Poor Oral Health for Athletes: Source Isn’t What You’d Expect
If we had to guess, most individuals would say a big contributor to the poor oral health of athletes is the high amount of sports drinks they consume. While this extra sugar isn’t exactly improving their oral health, athletes more often find themselves suffering from maladies such as dehydration and dry mouth, which ultimately lead to tooth erosion and decay.
It’s largely unadvertised, though, that athletes experience this type of poor health. The trend was uncovered by researchers during the 2012 Olympic Games in London (if you’re interested in the study, read more about it here!) The study found that almost half of the Olympic athletes go more than a year without seeing a dentist. Especially when facing an increased risk to tooth decay, it seems very important to make dental appointments a priority. If nothing else, using a toothpaste with a higher fluoride content can decrease the risk of decay significantly. Rehydrating with water and low-sugar drinks is important in improving water balance within your body as well.

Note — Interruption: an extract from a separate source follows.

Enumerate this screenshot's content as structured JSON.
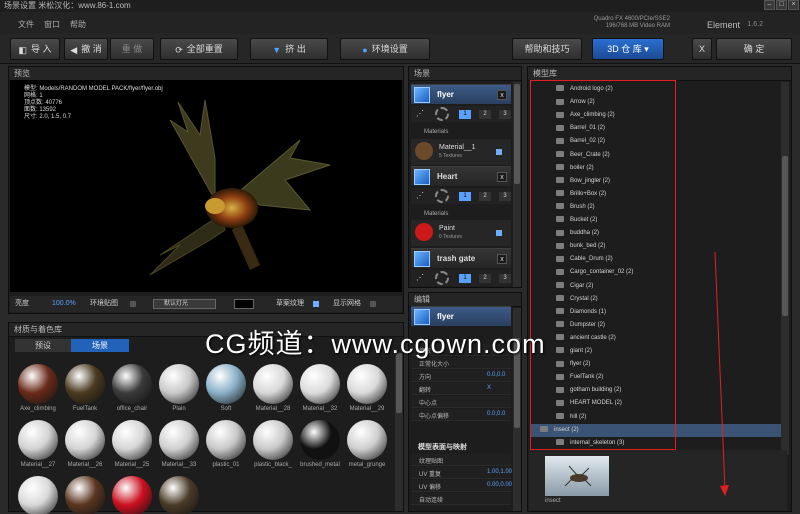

The bottom line isn’t that you shouldn’t continue to increase your fitness level for fear of damaging your oral health–it’s that when you’re increasing your physical activity levels, make sure you don’t forget about other aspects of your health! Staying well-hydrated is an easy step to take on your own, but seeing both your primary care physician and your general dentist ensures an overall maintenance of health. Dr. Carter’s office always has openings for basic cleaning appointments, and usually you can be seen within the same week if you call early enough. We hope to see you soon!